The Austrian teenager who survived more than eight years of captivity in an underground cell has vividly described her imprisonment, in a TV interview.
Natascha Kampusch, now 18, told state broadcaster ORF that thoughts of freedom had sustained her.
"I promised myself I would grow older, stronger and sturdier to be able to break free one day," she said.
Her captor, 44-year-old communications technician Wolfgang Priklopil, killed himself after her escape on 23 August.
In an interview watched by millions, Ms Kampusch described being imprisoned in a small, windowless basement beneath Priklopil's garage in the commuter town of Strasshof, 25km (15 miles) outside the capital Vienna.
"I was very distraught and very angry," she told ORF.
"It felt very claustrophobic in that small room. I threw water bottles against the walls or banged against them with my fists so that maybe someone could hear me."
She said she would have "gone crazy" if Priklopil had not allowed her out of the cell on occasion, although this did not start until six months after she was abducted.
She told ORF that on trips out with her kidnapper, she had vainly attempted to attract attention.
"I tried to give many people a sign... I tried to smile like I did on the photos (of her that were broadcast after she disappeared) so people could remember my picture."
Wearing a purple blouse and a pink scarf over her hair, Ms Kampusch repeatedly shut her eyes against the glare of the television lights during the pre-recorded 40-minute interview.
ORF said her eyes were sensitive to light because she had been confined in darkness for such a long time.
Birthday and Christmas gifts
Ms Kampusch told the interviewer she had celebrated her birthday, Christmas and Easter with her captor, who gave her gifts.
"He obviously thought that he should at least give me some sort of compensation," she said. "I think he had a very bad conscience, but he tried very hard to suppress it."
For the first two years, Priklopil did not allowed her access to the news, but he later let her listen to the radio and read some newspapers.

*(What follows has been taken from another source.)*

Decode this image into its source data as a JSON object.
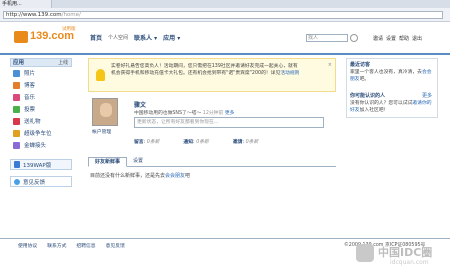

"He read it, I read it... He always controlled everything," she said, adding that Priklopil would always check the pages of the material he let her read, to make sure she had not written any messages on them.
Her captor had told her he would kill himself - and others - if she escaped.
"I knew when I fled that I was condemning him to death," she said.
Ms Kampusch said she was now hoping to travel with her family and finish school before going to university.
"I had all these thoughts about what I have been missing, like my first boyfriend and all that. But I already personally fulfilled my biggest wish in the past few days - freedom!"
ORF said Ms Kampusch had decided which questions to answer and had refused to be asked anything intimate. Police have said she may have had sexual contact with Priklopil, but have refused to elaborate.
Within hours of her escape, Priklopil jumped to his death in front of a commuter train.
Earlier, the weekly magazine News and the mass-circulation daily Kronen Zeitung newspaper published separate interviews with her.
She told News she had dreamed about decapitating Priklopil.
"Sometimes I dreamt of chopping his head off, if I had an axe. I abandoned that idea straight away, because I can't stand blood and I never want to kill somebody. But you see how the brain works when it's looking for a solution?"
Ms Kampusch told the magazine that she was afraid for others after escaping.
"I wasn't scared - I love freedom and for me death is the ultimate freedom, the redemption from him. But he said all the time he would first of all kill the neighbours, then me and then himself."
Ms Kampusch recalled how people shrugged and walked on when she asked them for help immediately after her escape.
She ran into a garden and knocked on the kitchen window of a house to attract the attention of a woman inside, she said. Despite warning her that Priklopil could kill them, Ms Kampusch said the woman was more concerned about preventing her from stepping on the lawn.
News said it interviewed Ms Kampusch at Vienna's General Hospital, where a cardiologist has examined her for possible heart trouble. She has said she had suffered throughout her time in captivity from heart palpitations that at times made her dizzy and blurred her vision.
Ms Kampusch has also said she often did not get enough to eat. She is reported to have weighed 42kg (92lb) at the time of her escape - the same as her weight when she was kidnapped.
News also quoted her as saying she wanted to become involved in two projects: "One for women in Mexico, who are taken from their workplace, kidnapped, tortured and raped... I want to help people starving in Africa, because I know from my own experience what it is like to be hungry."
A psychiatrist treating Ms Kampusch said she was exhausted after giving the interviews.
Max Friedrich, who heads a 10-expert team of psychiatrists and psychologists attending to Ms Kampusch, said it would take years for her to fully recover from her ordeal.
He said Ms Kampusch - who was 10 when she was abducted in March 1998 - "has not adequately lived many phases of her life" and was still struggling with her identity as a free person.